a. In how many ways can the ten books be arranged on the shelf?
b. In how many ways can the ten books be arranged on the shelf if books on the same subject are placed together?
54. Seating. In how many ways can four married couples attending a concert be seated in a row of eight seats if
a. There are no restrictions?
b. Each married couple is seated together?
c. The members of each sex are seated together?

62. Exams. A student taking an exam is required to answer exactly 10 out of 15 questions.
a. In how many ways can the 10 questions be selected?
b. In how many ways can the 10 questions be selected if exactly 2 of the first 3 questions must be answered?

1. Assume you have ten (10) very expensive, leather bound books (all different authors) and you want to display these books on your fireplace mantle, but you are unsure how you want to arrange the books (by author, by height, year published, value . . . ). How many different ways can you arrange the books?
2. Assume you re
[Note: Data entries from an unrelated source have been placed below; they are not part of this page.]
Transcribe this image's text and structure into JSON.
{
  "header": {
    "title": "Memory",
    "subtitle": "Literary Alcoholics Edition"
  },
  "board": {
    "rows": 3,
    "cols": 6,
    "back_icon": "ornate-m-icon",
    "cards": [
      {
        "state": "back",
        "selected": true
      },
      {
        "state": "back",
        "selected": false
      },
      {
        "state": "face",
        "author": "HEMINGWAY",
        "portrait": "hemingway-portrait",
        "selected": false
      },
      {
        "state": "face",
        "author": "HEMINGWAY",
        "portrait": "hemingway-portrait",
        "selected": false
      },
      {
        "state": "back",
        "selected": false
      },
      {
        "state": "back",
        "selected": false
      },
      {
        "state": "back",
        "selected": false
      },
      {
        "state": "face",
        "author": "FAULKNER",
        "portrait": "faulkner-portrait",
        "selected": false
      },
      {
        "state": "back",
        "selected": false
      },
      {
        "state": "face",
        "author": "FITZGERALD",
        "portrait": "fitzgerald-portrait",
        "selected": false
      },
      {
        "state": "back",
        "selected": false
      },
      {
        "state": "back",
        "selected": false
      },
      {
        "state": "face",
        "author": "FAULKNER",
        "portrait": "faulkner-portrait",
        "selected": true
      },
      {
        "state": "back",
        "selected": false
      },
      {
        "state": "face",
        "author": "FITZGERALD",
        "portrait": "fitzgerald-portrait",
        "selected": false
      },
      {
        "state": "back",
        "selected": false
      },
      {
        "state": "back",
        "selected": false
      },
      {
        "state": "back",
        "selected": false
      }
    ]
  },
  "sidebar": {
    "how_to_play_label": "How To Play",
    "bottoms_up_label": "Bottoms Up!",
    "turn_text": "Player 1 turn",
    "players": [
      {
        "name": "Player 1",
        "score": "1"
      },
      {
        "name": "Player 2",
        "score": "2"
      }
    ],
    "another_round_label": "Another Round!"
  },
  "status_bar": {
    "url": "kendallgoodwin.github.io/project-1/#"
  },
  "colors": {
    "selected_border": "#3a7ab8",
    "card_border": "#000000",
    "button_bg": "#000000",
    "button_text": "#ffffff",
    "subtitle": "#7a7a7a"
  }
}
If you assume {v1, v2, ..., vk} and , and you also assume {v1, v2, ..., vk} are linearly independent and {v1, v2, ..., vk, w} are linearly dependent. How would you show that w can be uniquely expressed as a linear combination of {v1, v2, ..., vk}?
Also, if the zero vector is included among the vectors {v1, v2, ..., vk}, w

A typical "combination" lock is opened with the correct sequence of three numbers between 0 and 49 inclusive. (A number can be used more than once.) What is the probability of guessing those three numbers and opening the lock with the first try?

If T: U รข?' V is any linear transformation from U to V and B = {u 1, u 2, ..., u n} is a basis for U, then set T(B) = {T(u 1), T(u 2), ... T(u n)}
a. spans V
b. spans U
c. is a basis for V
d. is linearly independent
e. spans the range of T

Is one of the portfolio's expected return not in line with the fractor model relationship? Which one? Can you construct a combination of the other two portfolios that has the same factor sensitivity as the "out-of-line" portfolio? What is the expected return of that combination? What action would you expect investors to take wit

Can someone help me with this problem? I have attempted to answer Question A and would like for someone to tell me if I have answered it correctly. Part B of the question is asking for a graph and I can not get this to graph correctly. Part C and D is aking questions related to the graph. If someone can show me or assist me

I need help with these 6 problems
Section 8.1 #14
Section 8.2 #20,46
Section 8.3 #26
Section 8.4 #8,16
14. A menu offers a choice of 3 salads, 8 main dishes, and 5
desserts. How many different meals consisting of one
salad, one main dish, and one dessert are possible?
20. A group of 3 students is to be selected fro